Task description: Where a line in the listing below contains the word "Гліб", copy that line.

START Listed records

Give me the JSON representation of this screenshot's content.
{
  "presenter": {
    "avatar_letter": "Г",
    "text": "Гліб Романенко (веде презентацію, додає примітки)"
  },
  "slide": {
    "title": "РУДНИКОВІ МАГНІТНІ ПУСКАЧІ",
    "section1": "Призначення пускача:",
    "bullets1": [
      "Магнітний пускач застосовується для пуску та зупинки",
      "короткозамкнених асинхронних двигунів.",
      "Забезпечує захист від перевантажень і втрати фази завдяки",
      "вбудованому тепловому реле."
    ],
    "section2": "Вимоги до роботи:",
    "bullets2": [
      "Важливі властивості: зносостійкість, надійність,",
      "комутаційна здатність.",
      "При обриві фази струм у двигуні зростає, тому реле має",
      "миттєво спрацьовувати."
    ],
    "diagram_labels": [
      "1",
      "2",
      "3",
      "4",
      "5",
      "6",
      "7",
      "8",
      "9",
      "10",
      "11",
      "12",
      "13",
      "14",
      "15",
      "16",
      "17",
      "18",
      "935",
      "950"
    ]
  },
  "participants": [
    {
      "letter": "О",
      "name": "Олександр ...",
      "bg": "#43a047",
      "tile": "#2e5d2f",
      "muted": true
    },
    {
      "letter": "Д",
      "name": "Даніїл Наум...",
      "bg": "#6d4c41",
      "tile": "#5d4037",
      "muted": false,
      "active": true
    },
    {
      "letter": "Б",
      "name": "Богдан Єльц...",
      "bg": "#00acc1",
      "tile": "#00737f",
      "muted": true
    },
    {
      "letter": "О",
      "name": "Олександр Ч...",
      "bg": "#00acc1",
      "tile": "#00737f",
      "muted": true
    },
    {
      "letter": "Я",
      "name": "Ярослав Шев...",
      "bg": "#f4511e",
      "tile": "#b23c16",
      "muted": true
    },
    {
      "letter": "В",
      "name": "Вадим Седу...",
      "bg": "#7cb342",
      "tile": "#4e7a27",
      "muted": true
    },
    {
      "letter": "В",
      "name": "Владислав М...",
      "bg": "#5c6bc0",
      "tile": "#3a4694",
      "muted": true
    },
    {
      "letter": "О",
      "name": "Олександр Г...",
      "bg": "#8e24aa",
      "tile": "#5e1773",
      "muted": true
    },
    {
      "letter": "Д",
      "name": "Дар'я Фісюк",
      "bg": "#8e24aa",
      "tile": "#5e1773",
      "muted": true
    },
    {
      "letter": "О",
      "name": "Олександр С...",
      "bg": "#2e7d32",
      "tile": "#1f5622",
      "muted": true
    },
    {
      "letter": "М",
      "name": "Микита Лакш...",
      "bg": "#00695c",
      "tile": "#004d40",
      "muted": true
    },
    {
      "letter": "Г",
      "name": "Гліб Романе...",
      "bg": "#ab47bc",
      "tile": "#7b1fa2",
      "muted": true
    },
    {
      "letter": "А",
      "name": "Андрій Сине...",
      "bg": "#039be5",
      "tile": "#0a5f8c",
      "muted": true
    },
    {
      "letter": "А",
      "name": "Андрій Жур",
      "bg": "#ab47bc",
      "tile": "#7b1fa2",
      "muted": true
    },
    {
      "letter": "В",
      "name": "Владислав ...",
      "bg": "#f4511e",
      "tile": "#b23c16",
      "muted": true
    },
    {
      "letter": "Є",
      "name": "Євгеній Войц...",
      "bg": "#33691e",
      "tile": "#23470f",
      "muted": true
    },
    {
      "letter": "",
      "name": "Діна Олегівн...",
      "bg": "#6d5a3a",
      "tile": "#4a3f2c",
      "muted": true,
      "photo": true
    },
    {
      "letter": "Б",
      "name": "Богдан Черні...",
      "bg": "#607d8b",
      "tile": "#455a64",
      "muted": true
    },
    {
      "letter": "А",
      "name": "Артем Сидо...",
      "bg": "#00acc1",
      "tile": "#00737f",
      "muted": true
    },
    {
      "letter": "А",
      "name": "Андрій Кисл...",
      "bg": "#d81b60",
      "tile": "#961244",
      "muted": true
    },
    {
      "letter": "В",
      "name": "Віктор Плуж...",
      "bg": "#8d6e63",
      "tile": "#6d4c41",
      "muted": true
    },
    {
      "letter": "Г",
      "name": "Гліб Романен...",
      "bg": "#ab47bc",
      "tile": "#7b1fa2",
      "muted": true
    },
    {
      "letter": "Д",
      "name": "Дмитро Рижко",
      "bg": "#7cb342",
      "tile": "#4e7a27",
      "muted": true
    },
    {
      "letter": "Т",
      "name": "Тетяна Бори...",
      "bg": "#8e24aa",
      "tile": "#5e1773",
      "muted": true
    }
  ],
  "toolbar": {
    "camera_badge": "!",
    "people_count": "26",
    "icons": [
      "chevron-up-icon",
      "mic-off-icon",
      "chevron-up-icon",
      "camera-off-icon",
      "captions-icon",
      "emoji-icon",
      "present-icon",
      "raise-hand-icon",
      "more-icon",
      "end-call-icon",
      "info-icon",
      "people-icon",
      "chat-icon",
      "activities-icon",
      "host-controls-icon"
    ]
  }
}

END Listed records

Solution to the exercise:
    "text": "Гліб Романенко (веде презентацію, додає примітки)"
      "name": "Гліб Романе...",
      "name": "Гліб Романен...",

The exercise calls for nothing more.